**Aim of the task:**
In the entries below, every line with the string "icon" is to be reported.

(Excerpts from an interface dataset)
# # # #

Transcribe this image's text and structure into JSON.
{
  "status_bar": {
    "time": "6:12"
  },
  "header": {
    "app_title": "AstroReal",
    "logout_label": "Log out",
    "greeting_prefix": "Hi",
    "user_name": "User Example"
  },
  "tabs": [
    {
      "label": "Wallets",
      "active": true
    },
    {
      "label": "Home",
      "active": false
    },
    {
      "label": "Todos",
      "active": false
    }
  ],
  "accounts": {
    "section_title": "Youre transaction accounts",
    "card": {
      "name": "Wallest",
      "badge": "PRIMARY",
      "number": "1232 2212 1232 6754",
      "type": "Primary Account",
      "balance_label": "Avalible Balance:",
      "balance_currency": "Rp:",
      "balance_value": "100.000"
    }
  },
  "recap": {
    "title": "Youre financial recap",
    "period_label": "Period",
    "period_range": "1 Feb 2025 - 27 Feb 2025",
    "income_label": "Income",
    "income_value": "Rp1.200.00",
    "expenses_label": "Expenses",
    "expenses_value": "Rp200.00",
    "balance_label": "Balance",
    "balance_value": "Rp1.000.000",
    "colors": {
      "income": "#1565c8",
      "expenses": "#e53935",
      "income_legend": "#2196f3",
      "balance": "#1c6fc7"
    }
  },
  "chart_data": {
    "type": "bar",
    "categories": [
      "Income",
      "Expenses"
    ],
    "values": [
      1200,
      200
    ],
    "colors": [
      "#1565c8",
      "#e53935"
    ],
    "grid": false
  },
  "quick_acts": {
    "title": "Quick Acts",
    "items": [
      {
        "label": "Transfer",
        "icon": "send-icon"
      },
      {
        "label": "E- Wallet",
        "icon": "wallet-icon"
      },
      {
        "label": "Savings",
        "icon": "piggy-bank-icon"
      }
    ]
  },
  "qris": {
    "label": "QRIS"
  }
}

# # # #

**Exercise result:**
        "icon": "send-icon"
        "icon": "wallet-icon"
        "icon": "piggy-bank-icon"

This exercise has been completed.